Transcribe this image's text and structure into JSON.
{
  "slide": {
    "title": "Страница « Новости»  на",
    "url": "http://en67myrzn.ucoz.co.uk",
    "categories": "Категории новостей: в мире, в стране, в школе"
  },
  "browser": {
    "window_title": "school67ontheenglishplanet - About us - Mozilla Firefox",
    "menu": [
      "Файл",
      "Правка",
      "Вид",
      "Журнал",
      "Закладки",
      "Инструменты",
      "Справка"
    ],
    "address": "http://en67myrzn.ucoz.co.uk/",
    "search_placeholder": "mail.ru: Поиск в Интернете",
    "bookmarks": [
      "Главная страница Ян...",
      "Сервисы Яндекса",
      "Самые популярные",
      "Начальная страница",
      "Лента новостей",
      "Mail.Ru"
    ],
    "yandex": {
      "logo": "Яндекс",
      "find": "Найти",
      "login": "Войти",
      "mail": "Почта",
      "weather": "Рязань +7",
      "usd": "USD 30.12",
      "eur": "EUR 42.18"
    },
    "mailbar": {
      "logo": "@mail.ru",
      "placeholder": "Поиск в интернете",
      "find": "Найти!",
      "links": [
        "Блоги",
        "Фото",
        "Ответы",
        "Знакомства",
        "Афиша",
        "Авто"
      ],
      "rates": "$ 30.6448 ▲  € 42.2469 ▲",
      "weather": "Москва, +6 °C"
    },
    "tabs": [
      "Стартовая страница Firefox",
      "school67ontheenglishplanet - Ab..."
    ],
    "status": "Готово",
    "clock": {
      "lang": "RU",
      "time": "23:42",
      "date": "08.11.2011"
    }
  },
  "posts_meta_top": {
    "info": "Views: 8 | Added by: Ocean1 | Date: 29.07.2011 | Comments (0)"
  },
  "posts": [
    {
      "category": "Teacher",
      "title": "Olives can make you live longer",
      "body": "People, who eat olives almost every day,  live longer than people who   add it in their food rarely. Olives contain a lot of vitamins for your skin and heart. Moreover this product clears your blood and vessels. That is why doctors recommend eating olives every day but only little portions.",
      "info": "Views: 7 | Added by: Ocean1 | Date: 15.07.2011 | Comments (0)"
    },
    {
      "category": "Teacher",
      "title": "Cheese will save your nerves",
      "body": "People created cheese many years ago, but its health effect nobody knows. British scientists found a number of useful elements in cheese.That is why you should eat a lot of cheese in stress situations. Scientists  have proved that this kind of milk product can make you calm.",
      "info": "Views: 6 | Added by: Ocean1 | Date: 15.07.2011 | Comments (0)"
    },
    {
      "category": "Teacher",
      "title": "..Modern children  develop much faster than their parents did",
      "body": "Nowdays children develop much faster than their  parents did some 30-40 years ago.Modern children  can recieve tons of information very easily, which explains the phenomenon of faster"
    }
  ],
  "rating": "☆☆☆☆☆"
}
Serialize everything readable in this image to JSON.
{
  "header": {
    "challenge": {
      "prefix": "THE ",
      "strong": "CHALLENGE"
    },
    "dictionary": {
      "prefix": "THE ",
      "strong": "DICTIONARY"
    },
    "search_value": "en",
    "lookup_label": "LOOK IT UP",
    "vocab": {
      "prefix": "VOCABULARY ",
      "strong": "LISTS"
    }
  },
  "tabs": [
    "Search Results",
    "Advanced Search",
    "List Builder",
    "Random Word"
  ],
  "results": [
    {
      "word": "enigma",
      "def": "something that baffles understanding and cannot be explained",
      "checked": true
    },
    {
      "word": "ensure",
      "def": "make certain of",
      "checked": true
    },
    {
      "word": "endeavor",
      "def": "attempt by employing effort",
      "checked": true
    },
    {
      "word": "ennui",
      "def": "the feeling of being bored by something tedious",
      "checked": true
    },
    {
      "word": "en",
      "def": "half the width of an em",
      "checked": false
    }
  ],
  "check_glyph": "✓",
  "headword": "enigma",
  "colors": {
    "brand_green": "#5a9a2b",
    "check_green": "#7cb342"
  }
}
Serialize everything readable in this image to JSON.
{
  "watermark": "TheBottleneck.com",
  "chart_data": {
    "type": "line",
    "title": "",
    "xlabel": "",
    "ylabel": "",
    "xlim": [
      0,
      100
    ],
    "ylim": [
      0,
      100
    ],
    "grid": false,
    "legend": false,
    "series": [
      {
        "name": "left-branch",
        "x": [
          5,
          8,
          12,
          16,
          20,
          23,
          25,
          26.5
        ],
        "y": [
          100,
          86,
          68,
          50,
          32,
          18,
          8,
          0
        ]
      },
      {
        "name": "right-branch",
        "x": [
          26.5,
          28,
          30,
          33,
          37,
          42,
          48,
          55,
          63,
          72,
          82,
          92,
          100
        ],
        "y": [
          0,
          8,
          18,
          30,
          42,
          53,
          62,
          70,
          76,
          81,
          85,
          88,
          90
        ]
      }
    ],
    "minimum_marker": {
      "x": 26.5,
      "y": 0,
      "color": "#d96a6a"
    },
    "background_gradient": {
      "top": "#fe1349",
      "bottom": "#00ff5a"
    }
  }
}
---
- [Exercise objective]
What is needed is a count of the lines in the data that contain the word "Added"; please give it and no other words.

- [Answer section]
3